### EXERCISE BRIEF
Please reproduce the full set of data below exactly.

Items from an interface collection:
════════

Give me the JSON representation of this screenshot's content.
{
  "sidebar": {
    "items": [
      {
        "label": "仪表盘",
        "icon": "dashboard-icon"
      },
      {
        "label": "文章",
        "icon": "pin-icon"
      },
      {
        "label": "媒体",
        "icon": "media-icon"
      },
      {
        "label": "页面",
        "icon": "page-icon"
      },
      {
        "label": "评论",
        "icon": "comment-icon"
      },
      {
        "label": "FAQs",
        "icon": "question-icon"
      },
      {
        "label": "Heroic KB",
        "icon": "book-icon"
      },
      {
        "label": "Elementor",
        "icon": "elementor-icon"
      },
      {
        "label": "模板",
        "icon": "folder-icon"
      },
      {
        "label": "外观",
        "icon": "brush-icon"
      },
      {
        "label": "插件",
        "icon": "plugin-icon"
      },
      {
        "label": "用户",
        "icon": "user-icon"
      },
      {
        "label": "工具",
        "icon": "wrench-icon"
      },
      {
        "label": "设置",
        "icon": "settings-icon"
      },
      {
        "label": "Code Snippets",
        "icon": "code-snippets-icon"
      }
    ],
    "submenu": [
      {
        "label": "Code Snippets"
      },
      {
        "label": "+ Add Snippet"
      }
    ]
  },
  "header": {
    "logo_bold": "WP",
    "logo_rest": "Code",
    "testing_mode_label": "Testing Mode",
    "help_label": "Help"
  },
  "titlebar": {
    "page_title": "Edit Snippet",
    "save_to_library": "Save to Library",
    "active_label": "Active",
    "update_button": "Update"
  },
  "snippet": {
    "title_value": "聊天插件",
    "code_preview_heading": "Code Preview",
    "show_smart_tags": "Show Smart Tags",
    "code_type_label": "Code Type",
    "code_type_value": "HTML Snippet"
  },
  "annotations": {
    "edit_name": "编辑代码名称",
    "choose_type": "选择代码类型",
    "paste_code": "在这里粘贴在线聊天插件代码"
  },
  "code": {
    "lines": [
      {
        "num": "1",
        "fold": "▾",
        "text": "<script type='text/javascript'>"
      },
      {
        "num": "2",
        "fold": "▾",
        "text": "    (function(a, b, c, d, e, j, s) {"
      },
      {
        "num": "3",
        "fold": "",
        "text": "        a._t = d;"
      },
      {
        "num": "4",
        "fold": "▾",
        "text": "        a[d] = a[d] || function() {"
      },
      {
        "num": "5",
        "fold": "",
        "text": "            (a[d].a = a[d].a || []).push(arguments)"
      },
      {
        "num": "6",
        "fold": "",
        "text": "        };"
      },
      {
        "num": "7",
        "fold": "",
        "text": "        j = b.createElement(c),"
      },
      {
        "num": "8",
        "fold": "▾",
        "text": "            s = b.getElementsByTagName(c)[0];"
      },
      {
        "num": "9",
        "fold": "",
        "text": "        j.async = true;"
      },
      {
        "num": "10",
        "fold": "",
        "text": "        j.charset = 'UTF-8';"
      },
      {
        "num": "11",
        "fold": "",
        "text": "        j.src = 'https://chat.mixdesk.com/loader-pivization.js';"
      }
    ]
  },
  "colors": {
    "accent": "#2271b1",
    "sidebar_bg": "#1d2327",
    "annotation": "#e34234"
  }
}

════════

### RESULT FOR THIS TASK
Give me the JSON representation of this screenshot's content.
{
  "sidebar": {
    "items": [
      {
        "label": "仪表盘",
        "icon": "dashboard-icon"
      },
      {
        "label": "文章",
        "icon": "pin-icon"
      },
      {
        "label": "媒体",
        "icon": "media-icon"
      },
      {
        "label": "页面",
        "icon": "page-icon"
      },
      {
        "label": "评论",
        "icon": "comment-icon"
      },
      {
        "label": "FAQs",
        "icon": "question-icon"
      },
      {
        "label": "Heroic KB",
        "icon": "book-icon"
      },
      {
        "label": "Elementor",
        "icon": "elementor-icon"
      },
      {
        "label": "模板",
        "icon": "folder-icon"
      },
      {
        "label": "外观",
        "icon": "brush-icon"
      },
      {
        "label": "插件",
        "icon": "plugin-icon"
      },
      {
        "label": "用户",
        "icon": "user-icon"
      },
      {
        "label": "工具",
        "icon": "wrench-icon"
      },
      {
        "label": "设置",
        "icon": "settings-icon"
      },
      {
        "label": "Code Snippets",
        "icon": "code-snippets-icon"
      }
    ],
    "submenu": [
      {
        "label": "Code Snippets"
      },
      {
        "label": "+ Add Snippet"
      }
    ]
  },
  "header": {
    "logo_bold": "WP",
    "logo_rest": "Code",
    "testing_mode_label": "Testing Mode",
    "help_label": "Help"
  },
  "titlebar": {
    "page_title": "Edit Snippet",
    "save_to_library": "Save to Library",
    "active_label": "Active",
    "update_button": "Update"
  },
  "snippet": {
    "title_value": "聊天插件",
    "code_preview_heading": "Code Preview",
    "show_smart_tags": "Show Smart Tags",
    "code_type_label": "Code Type",
    "code_type_value": "HTML Snippet"
  },
  "annotations": {
    "edit_name": "编辑代码名称",
    "choose_type": "选择代码类型",
    "paste_code": "在这里粘贴在线聊天插件代码"
  },
  "code": {
    "lines": [
      {
        "num": "1",
        "fold": "▾",
        "text": "<script type='text/javascript'>"
      },
      {
        "num": "2",
        "fold": "▾",
        "text": "    (function(a, b, c, d, e, j, s) {"
      },
      {
        "num": "3",
        "fold": "",
        "text": "        a._t = d;"
      },
      {
        "num": "4",
        "fold": "▾",
        "text": "        a[d] = a[d] || function() {"
      },
      {
        "num": "5",
        "fold": "",
        "text": "            (a[d].a = a[d].a || []).push(arguments)"
      },
      {
        "num": "6",
        "fold": "",
        "text": "        };"
      },
      {
        "num": "7",
        "fold": "",
        "text": "        j = b.createElement(c),"
      },
      {
        "num": "8",
        "fold": "▾",
        "text": "            s = b.getElementsByTagName(c)[0];"
      },
      {
        "num": "9",
        "fold": "",
        "text": "        j.async = true;"
      },
      {
        "num": "10",
        "fold": "",
        "text": "        j.charset = 'UTF-8';"
      },
      {
        "num": "11",
        "fold": "",
        "text": "        j.src = 'https://chat.mixdesk.com/loader-pivization.js';"
      }
    ]
  },
  "colors": {
    "accent": "#2271b1",
    "sidebar_bg": "#1d2327",
    "annotation": "#e34234"
  }
}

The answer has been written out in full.